(Task item): Check each line of the records for "name"; collect those that have it.

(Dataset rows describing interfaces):
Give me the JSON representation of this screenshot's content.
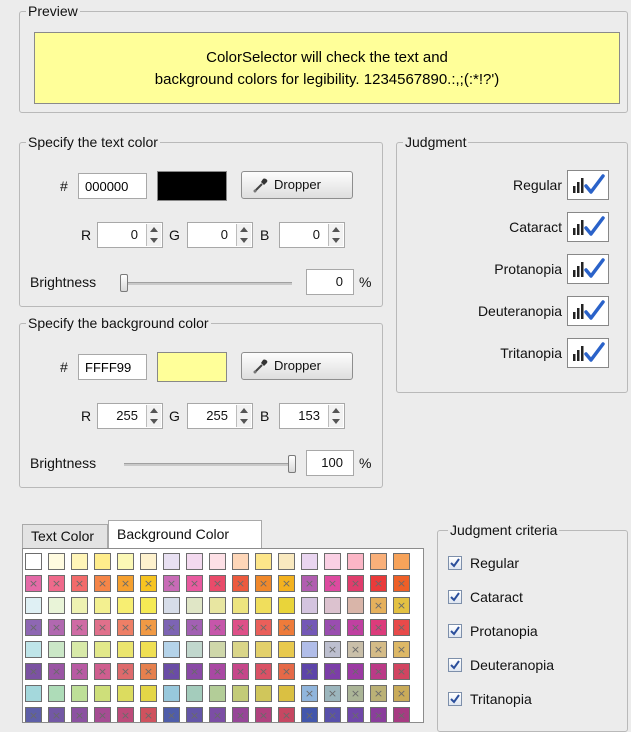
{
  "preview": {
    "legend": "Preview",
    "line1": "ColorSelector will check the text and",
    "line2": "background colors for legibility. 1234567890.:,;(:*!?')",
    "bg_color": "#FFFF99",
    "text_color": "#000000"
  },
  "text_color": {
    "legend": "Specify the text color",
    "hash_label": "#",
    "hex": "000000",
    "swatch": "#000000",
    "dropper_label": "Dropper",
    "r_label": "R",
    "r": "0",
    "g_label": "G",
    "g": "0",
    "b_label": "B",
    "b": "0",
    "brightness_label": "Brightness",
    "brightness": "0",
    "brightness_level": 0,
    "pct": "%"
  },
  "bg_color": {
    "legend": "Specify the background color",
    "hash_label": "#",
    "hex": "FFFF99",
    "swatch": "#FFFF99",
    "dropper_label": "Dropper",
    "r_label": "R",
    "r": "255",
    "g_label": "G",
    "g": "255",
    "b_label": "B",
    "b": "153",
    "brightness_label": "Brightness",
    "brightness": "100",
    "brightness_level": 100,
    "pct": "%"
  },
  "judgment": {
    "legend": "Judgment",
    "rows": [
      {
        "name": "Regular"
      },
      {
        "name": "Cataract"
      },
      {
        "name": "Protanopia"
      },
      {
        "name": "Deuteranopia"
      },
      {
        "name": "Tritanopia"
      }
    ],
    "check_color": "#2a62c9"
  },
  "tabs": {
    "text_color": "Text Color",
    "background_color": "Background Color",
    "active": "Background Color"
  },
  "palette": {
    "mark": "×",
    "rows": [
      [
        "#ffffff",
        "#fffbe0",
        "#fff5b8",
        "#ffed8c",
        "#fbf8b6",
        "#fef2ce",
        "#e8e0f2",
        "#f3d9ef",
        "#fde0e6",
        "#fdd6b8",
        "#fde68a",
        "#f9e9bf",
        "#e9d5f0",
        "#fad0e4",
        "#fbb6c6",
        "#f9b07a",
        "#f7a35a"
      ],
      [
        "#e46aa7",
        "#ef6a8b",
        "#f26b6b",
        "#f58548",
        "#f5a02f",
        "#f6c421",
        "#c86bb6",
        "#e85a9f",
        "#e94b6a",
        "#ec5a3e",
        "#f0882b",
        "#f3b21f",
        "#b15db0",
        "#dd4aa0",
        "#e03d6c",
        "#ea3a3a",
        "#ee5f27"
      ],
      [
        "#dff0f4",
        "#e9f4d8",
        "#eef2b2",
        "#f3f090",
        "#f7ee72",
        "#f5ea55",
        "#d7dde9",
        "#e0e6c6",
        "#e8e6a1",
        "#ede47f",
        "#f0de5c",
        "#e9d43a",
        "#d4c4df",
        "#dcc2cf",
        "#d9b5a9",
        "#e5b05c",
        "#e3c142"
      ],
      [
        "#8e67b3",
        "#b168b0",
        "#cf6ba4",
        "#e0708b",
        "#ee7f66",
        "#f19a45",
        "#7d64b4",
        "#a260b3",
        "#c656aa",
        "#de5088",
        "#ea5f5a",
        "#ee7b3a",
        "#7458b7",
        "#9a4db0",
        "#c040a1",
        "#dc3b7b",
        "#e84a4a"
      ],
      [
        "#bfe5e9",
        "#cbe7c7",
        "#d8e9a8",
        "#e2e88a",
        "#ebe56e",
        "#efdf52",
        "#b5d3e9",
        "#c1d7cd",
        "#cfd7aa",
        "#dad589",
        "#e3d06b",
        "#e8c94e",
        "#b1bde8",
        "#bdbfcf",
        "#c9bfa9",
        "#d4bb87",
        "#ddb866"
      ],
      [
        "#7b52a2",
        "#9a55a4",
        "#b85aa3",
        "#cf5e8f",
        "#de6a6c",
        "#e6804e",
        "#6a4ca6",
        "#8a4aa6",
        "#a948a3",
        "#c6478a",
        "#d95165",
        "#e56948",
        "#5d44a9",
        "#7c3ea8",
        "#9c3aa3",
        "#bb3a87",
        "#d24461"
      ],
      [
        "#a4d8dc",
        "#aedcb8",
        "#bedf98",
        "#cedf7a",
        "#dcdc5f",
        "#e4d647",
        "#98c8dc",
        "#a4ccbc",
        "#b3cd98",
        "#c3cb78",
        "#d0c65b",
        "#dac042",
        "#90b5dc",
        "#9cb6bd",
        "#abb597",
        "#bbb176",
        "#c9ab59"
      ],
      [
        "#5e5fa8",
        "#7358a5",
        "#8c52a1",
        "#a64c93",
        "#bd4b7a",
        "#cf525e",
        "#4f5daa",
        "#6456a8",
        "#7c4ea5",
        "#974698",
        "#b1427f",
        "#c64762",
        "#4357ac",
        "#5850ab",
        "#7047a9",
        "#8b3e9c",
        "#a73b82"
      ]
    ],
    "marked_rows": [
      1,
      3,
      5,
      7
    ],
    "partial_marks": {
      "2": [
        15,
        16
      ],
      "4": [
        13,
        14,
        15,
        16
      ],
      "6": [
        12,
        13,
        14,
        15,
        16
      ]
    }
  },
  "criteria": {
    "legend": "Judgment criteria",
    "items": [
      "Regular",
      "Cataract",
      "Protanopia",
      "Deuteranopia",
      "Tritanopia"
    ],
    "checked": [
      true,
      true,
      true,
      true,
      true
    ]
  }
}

(Written answer):
        "name": "Regular"
        "name": "Cataract"
        "name": "Protanopia"
        "name": "Deuteranopia"
        "name": "Tritanopia"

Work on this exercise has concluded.